Just outside Jindabyne is the Bungarra Alpine Centre, which has professionally built mountain bike trail networks, with over 20km of tracks and four skill areas. 

Of course, you can’t forget about the Mount Kosciuszko Summit Trail, which allows bikes between Charlotte pass and Rawson Pass. 

Take to horseback to explore the legendary high country

Home of the wild brumby and immortalised in Banjo Paterson’s 1890 poem The Man from Snowy River, the magnificent NSW Snowy Mountains offers horse riding tours for all levels of experience. Choose from an hour or full-day tour to explore the high country. There is also a multi-day trek, where you can camp under the stars, and swap yarns around the campfire, for that true country experience. 

The Cochran Horse Treks of Reynella Rides are located in Adaminaby, or you can find more adventures in Jindabyne with the majestic Lake Jindabyne in the background. Snowy Wilderness offers horse riding in a sanctuary for wild brumby horses. This is a great opportunity to get up and close to the magnificent wild beasts. There is also the option to choose Thredbo Valley Horse Riding in Crackenback, which is great for kids and non-riders. 

Things to do snowy mountains
Photo: Destination NSW

Eat and drink your way through the valley

The Snowy Mountains offer more than just adventure and thrills. You will find a thriving wine region, with cellar doors to taste, and a town famous for its apples—among others. 

Venture to the Tumbarumba wine region to taste cooler climate wines including chardonnay and pinot noir. You can visit cellar doors including Courabyra Wines, and Snowy Vineyard. You can also stop by the Kosciuszko Brewing Company or Jindabyne Brewing for a sampling of the mountain’s favourite beer. Grab an Ale from Tumut River Brewing Company, or discover gin at Wildbrumby Distillery. They use local fruits, and you can visit the distillery door near Crackenback for a tasting experience. 

South of Tumut is the little town of Batlow, most famous for its Batlow Apple Blossom Festival in October and Batlow CiderFest in May. Meander through the orchard’s roadside stall, sample apples, and other seasonal fruits. Macenmist Black Truffles and Wines offers a great experience to hunt for truffles. 

Another must-visit is The Big Trout in Adaminaby, northwest of Cooma. Standing at an impressive 10 metres high, the Big Trout is a symbol of the town’s best fishing spots in Lake Eucumbene, known for its fly fishing, and other fishing adventures. 

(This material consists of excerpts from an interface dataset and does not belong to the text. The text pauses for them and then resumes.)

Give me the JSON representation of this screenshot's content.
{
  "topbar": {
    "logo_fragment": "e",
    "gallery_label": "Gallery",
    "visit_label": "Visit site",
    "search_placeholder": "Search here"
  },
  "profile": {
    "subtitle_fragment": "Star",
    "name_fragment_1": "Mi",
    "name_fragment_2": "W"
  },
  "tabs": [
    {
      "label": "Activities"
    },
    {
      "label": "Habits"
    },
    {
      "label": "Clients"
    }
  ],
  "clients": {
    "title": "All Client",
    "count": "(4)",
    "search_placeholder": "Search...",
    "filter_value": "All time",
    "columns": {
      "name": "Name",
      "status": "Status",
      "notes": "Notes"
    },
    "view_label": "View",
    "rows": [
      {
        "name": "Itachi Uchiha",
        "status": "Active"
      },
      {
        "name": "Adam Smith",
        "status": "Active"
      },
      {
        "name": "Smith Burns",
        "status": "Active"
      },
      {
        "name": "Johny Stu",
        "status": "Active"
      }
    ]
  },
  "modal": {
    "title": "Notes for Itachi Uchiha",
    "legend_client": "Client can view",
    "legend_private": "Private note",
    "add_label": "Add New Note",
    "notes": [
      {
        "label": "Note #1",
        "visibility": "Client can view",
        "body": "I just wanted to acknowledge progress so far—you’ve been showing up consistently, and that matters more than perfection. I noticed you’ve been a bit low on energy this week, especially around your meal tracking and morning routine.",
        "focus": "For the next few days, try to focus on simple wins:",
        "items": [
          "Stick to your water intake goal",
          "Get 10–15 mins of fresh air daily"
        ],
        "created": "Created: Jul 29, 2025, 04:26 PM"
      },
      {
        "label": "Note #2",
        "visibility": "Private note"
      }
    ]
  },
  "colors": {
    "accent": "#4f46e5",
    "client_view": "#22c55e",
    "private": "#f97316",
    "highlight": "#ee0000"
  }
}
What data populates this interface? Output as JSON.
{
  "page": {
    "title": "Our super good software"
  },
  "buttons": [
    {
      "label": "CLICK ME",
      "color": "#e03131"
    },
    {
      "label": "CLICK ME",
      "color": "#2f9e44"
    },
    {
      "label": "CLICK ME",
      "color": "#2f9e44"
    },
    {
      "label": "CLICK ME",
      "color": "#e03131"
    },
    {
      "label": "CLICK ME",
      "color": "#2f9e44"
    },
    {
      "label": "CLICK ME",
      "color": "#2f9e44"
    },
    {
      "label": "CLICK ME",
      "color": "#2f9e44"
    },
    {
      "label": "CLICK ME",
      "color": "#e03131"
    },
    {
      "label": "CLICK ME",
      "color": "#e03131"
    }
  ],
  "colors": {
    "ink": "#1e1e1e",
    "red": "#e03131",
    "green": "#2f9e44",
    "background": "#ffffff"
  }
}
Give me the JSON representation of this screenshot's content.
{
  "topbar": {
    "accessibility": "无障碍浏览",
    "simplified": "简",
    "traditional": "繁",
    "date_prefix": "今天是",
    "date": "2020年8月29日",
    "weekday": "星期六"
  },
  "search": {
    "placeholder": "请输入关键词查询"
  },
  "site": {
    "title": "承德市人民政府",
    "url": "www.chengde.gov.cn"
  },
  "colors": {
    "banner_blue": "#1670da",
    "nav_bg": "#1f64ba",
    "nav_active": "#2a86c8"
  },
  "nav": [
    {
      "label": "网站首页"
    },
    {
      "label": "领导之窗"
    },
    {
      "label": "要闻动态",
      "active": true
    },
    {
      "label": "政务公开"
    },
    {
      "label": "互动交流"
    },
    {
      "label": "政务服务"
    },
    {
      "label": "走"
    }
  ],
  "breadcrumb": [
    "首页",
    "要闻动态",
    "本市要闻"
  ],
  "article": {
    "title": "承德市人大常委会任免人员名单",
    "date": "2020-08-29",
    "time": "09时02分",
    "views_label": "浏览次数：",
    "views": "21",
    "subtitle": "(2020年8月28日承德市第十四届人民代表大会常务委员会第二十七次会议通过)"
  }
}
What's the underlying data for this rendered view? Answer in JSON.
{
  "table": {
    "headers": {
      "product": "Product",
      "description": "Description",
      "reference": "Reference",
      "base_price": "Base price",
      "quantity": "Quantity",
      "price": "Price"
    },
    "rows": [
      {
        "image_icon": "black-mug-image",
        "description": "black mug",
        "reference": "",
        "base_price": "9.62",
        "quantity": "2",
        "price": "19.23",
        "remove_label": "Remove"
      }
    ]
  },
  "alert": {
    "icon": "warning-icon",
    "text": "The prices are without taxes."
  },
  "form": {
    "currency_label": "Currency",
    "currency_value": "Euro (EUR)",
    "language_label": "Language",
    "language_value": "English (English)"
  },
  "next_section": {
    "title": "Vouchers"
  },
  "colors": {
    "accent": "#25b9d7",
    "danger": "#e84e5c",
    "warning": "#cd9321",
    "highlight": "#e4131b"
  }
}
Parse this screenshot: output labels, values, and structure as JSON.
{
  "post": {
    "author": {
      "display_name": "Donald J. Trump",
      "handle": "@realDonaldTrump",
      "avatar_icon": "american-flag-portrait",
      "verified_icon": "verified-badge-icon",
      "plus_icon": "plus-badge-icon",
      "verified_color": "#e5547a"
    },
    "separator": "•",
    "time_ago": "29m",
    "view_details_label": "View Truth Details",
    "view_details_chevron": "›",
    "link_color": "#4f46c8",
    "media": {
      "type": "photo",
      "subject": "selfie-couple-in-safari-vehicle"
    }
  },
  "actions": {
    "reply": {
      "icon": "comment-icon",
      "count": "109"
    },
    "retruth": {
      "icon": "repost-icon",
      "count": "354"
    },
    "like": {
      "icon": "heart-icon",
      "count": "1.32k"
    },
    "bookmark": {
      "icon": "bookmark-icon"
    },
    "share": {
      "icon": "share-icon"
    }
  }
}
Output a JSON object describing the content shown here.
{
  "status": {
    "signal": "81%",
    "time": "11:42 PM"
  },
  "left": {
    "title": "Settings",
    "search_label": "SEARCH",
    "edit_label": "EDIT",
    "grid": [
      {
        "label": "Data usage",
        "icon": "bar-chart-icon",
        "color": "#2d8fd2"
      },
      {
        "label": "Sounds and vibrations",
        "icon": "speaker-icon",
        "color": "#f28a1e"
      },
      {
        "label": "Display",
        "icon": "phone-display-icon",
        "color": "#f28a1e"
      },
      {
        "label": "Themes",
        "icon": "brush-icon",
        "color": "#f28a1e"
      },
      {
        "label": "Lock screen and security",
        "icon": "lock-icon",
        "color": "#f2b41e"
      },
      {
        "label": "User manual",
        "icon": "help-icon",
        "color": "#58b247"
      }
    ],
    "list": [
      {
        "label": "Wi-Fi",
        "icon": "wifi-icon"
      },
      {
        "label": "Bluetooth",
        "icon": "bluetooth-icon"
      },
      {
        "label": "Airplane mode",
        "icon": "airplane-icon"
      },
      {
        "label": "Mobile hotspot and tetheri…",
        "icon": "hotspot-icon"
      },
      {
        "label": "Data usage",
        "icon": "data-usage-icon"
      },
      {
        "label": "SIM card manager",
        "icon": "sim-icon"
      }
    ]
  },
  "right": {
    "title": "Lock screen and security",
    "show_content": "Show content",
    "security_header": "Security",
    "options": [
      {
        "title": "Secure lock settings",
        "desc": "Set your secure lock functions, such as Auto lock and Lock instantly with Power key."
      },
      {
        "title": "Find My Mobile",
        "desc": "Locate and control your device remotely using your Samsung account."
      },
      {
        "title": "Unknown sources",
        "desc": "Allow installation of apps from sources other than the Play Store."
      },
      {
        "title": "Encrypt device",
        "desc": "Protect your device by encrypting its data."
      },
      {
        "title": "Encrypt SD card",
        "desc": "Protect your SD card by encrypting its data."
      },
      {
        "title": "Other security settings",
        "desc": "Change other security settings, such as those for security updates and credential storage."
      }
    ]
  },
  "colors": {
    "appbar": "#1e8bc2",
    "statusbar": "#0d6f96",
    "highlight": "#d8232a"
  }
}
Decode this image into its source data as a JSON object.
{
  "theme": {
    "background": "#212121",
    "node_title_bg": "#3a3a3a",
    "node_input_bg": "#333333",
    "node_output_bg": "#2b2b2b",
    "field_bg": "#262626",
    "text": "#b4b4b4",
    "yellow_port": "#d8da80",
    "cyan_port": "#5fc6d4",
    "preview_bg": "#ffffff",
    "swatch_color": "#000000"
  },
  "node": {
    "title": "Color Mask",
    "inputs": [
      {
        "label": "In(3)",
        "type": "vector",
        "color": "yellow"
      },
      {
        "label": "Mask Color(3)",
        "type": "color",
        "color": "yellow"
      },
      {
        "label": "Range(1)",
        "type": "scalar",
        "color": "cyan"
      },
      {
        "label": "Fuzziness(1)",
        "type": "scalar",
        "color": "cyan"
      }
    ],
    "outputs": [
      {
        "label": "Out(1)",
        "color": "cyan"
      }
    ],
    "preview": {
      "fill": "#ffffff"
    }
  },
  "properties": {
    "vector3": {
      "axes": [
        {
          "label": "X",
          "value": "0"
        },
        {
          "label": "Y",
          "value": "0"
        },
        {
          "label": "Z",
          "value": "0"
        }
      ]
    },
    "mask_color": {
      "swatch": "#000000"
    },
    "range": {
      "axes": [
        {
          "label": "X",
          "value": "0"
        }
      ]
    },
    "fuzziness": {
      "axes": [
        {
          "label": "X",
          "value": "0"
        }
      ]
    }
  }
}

Things to do snowy mountains
Photo: @valhalla_perisher

Where to stay

During summer most ski resorts and pubs are closed, but if you’re looking for somewhere to stay during your trip, Valhalla Lodge offers a family-friendly stay, with classic lodge furnishings and feel. The food is definitely a highlight, with the menu changing daily, and the lodge is situated right near hiking trails, perfect for those early morning adventures.

With over 100 Battery World stores across Australia, there’s bound to be one near you. Check out your local Battery World store today.

Get the latest from Thrillist Australia delivered straight to your inbox, subscribe here.